Niibina (Nii-bin-na) — a lot, plenty, an abundance
Niibowaa (Nii-bo-waa) — a lot, plenty, an abundance

Humber river in the fall © Joshua Ostroff

Dagwaagi

Fall is not the season one might automatically think of as a time to plant, but it is the ideal time to prepare for the coming winter and spring. Dagwaagi or Dagwaagin, the Anishinaabe word for fall, reminds us of this time. Dagwaagi refers to the growth that plants make during this time.

It is a good time to plant trees and shrubs that will use this time to set their roots before hibernating for the winter. It is also the time to plant and ready one’s winter garden; carrots (jiisensan), onions (zhigaagowinzhiig) and dark greens, among other things, can be grown in the winter.

For Anishinaabeg, the fall is also a time for fasting — a time to let go and focus on inner growth, just as the trees (mitigoog) let go of their leaves and prepare their root systems for the winter. In this way, the trees also remind of us of honesty (gwekwaadiziwin) as they bare their branches, hiding nothing.

Dagwaagin (Da-gwaag-gin) — It is fall
Jiisensan (Jii-sens-san) — carrots
Zhigaagowinzhiig (Zhi-gaag-gowin-zhiik) — onions
Mitigoog (Mi-tig-gook) — trees
Gwekwaadiziwin (Gwek-kwaad-zi-win) — honesty

Lake Ontario in winter © Joshua Ostroff

Biboon

Biboon is the Anishinaabe word for winter. In this word, it is understood that life comes to take a break and rest. Part of the word for winter, Boon, is a word part in Anishinaabemowin that means “stop.” This stopping and resting is important, for the land and us humans alike, to take the time to recharge.

The snow or Goon, as it is known in Anishinaabemowin, has a role in the environment — and in the Anishinaabe worldview, the snow is considered alive because of its role of cleaning the air and protecting and recharging the soils. The winter is a time for Anishinaabeg to share stories about our most revered mythological figures because it is during this time that the Nimkii-Bineshiinyig fly away to distant lands and Mishibizhiw is trapped under the ice.

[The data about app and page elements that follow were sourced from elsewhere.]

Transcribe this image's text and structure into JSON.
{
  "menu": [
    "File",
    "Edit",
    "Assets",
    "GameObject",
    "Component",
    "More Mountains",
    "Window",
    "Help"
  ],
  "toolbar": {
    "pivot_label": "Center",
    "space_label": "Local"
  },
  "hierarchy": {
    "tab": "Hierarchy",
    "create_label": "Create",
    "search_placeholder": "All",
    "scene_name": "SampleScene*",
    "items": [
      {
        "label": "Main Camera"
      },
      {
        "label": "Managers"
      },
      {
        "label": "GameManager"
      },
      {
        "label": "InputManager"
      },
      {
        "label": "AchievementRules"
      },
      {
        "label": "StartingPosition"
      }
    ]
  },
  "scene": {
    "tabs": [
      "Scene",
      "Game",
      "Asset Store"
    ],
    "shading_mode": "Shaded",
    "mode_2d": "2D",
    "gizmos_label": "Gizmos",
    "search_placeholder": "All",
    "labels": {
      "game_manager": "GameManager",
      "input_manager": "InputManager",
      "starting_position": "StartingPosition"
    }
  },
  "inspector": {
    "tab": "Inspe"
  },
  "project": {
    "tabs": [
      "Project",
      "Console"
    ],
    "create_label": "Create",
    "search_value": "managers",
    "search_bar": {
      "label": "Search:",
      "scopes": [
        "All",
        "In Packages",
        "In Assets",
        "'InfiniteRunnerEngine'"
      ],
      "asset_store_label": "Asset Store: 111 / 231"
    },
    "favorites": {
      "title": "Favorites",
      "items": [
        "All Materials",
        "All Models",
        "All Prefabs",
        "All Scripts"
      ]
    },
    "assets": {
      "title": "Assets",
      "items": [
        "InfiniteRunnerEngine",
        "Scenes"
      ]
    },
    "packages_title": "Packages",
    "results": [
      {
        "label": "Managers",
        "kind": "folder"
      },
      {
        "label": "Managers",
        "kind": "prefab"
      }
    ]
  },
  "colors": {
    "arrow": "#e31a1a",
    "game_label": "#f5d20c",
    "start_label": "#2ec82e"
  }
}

Ice or Mkom in Anishinaabemowin is another amazing piece of the winter landscape. Ice or Mkom is one of the few solids that are less dense than its liquid form, giving it the ability to float. Mkom is also considered alive in the Anishinaabe worldview because of its role in trapping Mishibizhiw underwater, allowing Anishinaabeg to share stories about Mishibizhiw without fear of calling Mishibizhiw nearer. Biboon shows us the power of stopping, the power of water is amplified when its molecules slow to a near stop.

Biboon (Bi-boon) — It is winter
Goon (Goon) — Snow
Nimkii-bineshiinyig (Nim-kii-bi-ne-shiin-yig) — Thunder Birds
Mizhibizhiw (Mi-shi-bi-zhiw) — Great Serpent
Mkom (M-kom) — Ice

This information was originally published in the In The Zone newsletter. To sign up for our In The Zone program and learn more about native plants, visit https://inthezonegardens.ca/.